The sale of off-grid solar products however witnessed a decline in India. The sales volume in India fell nearly 31% due to policy uncertainties, the limited funding availability of microfinance institutions, and rising imports and sales of non-solar portable lanterns in the country, says the report.
India ranked third in the world in solar thermal heating and cooling
The global solar water heating market witnessed a slump in 2019, and grew only 2%, after 2 years of double-digit growth, the report said. India was the third-leading contributor for new installations of glazed and unglazed collectors around the world. Karnataka, Gujarat and Maharashtra accounted for nearly 90% of the country’s additions to the solar thermal systems in 2019. India was among top 5 markets for affiliated off-grid solar systems in 2019, the report said.
Mini-grids improved crop production by 50% in India, costs fell by 70%
Meanwhile, the use of mini-grids reduced irrigation costs by 70% and improved crop productivity 50% in India. In the off-grid market, the country’s average annual revenue of micro-enterprises increased around 13%. Over 150,000 solar pumps have been sold. Of the estimated 125 million people using biogas for cooking in 2018, 111 million were in China and 9 million in India, according to the report. India sold 1.6 billion cubic metres of biogas. However, demand for biogas for cooking decreased in China and India between 2014 and 2018.
You may also like
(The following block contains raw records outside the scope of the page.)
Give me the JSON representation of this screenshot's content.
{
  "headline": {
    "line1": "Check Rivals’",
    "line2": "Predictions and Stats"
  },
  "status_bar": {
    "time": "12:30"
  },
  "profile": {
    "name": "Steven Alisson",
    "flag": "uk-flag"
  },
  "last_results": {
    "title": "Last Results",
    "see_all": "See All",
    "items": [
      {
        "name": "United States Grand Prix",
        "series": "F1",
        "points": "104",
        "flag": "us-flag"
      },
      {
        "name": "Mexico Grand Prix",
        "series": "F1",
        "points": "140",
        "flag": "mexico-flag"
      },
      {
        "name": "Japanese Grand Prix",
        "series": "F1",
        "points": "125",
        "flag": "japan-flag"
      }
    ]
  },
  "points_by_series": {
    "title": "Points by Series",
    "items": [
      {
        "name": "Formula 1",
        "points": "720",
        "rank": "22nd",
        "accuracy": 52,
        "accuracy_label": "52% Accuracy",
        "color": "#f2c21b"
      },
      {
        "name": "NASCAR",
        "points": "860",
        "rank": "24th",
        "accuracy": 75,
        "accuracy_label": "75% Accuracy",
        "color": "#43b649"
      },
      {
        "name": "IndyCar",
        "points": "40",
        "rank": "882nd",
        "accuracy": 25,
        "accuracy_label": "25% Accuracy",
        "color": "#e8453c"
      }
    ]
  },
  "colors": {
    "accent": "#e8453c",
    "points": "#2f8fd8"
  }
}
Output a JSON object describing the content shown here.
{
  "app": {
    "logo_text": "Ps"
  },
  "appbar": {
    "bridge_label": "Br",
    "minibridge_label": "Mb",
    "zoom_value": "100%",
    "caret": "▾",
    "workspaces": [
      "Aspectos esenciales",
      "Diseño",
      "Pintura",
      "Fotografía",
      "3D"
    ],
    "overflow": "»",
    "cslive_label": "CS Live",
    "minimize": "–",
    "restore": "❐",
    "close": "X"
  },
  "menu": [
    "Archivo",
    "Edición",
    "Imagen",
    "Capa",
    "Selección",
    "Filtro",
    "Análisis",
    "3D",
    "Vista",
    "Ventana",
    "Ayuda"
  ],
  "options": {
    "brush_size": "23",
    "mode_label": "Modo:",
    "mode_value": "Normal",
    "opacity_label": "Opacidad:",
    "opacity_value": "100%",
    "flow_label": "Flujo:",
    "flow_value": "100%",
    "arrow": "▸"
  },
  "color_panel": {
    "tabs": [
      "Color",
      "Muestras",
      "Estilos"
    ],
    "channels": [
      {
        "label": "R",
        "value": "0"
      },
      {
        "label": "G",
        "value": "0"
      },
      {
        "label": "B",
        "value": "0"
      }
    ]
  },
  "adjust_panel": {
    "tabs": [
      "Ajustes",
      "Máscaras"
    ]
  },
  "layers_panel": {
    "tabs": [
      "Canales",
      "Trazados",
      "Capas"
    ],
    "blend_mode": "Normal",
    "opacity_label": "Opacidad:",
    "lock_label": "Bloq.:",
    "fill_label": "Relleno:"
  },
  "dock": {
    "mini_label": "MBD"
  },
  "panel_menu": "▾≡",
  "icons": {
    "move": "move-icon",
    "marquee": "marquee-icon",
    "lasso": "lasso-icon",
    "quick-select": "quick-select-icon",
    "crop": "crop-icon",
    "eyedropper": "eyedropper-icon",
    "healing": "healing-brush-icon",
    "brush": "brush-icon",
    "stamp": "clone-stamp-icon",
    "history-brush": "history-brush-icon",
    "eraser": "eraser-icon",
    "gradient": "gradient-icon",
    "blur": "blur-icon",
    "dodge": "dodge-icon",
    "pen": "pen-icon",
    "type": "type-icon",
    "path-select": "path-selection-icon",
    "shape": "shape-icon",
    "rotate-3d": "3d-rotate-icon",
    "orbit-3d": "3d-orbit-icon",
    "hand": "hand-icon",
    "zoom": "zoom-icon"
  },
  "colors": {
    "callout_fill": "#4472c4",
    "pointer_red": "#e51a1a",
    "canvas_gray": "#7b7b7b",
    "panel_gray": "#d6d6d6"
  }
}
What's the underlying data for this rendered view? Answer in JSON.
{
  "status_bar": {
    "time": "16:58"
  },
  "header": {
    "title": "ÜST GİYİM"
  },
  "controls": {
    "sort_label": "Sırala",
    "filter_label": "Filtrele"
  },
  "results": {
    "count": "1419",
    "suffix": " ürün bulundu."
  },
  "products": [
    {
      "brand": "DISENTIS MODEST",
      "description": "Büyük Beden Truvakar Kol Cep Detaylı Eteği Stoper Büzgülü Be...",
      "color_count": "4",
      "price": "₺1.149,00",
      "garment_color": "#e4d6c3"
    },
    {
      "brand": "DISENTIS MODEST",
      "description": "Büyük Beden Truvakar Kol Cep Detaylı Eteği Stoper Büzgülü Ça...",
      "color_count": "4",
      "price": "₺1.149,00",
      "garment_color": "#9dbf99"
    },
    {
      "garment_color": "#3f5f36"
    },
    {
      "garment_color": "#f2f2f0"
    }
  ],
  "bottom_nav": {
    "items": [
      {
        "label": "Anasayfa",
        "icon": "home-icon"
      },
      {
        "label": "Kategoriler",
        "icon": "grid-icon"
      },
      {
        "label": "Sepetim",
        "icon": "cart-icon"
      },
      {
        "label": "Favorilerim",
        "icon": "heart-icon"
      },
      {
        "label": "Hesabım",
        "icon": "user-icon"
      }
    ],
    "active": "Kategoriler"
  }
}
Decentralised solar plants a win-win for farmers, govt: Report
Can agrivoltaics solve India’s rising need for land resources?
Govt cuts application fee by 80% to enlist in approved list of solar models and manufacturers
Wind, solar rose 8% in G20 power mix since Paris Accord: Report
India triples renewables auctions to meet 2030 target, to bid 50 GW RE projects in FY 23-24